(KMOV.com) – Customers and employees of St. Louis-based portrait company CPI were left scrambling after the company closed all of its U.S. locations.
The company ran photo portrait studios in locations like Walmart, Sears and Toys-R-Us, and had more than 2,000 studios nationwide.
With the closure, customers are scrambling to find out if they can get the pictures they paid for and employees are wondering if they’ll get their paychecks.
CPI has been losing millions of dollars the last few years and had reportedly tried to find a buyer but couldn’t work out a deal. As a result, the company closed all its portrait studios except those in Canada.
As a result, studio employees across the St. Louis metro area were left to answer customer questions while being told they were out of a job.
Phones were ringing off the hook at the Picture Me portrait studio in St. Charles with calls from customers worried they’d lose their money and photos, but employees were making sure that didnt happen.

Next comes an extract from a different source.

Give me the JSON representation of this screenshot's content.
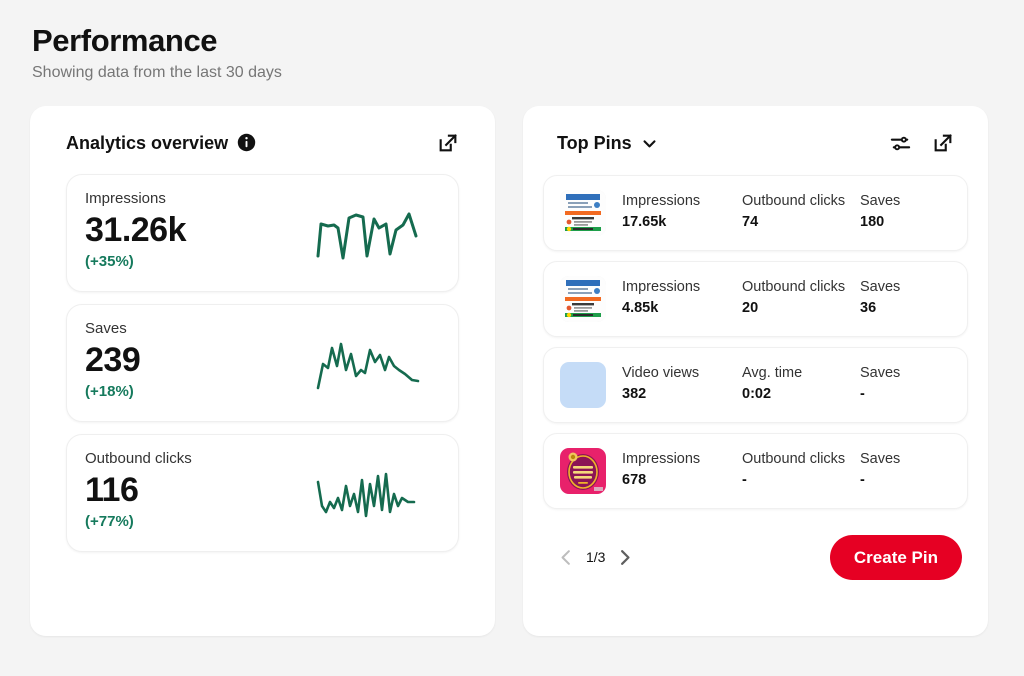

“These people trusted us with their children’s pictures, with memories that are going to last a lifetime,” said former manager Jennifer McDowell. “Children with handicaps, family members that are gone. I’m not- I’m not just going to turn my back on them.”
Even though the employees had been told they were laid off, they came in on their own time to help customers.
“They had burned a CD for me on their own time,” said customer Chris Parker. “It’s amazing, the staff here has been great.”
Up until the end, the compnay was promising employees that everyting was okay. An email came in at 7:28 p.m. Wednesday saying the notice that the portrait studio was to be closed was a mistake and that everything was business as usual.
Then an email came in just two hours later saying the company was closing all of its U.S. studios and the employees were in fact out of a job.
The company’s headquarters on Washington Avenue were locked up Thursday.
An employee told News 4 workers will get paid and customers will get their photos, but the way all the closure was handled has engendered little faith the company will keep its promises.
“I think it’s shameful,” said McDowell. “They, they told us that it was going to be okay.”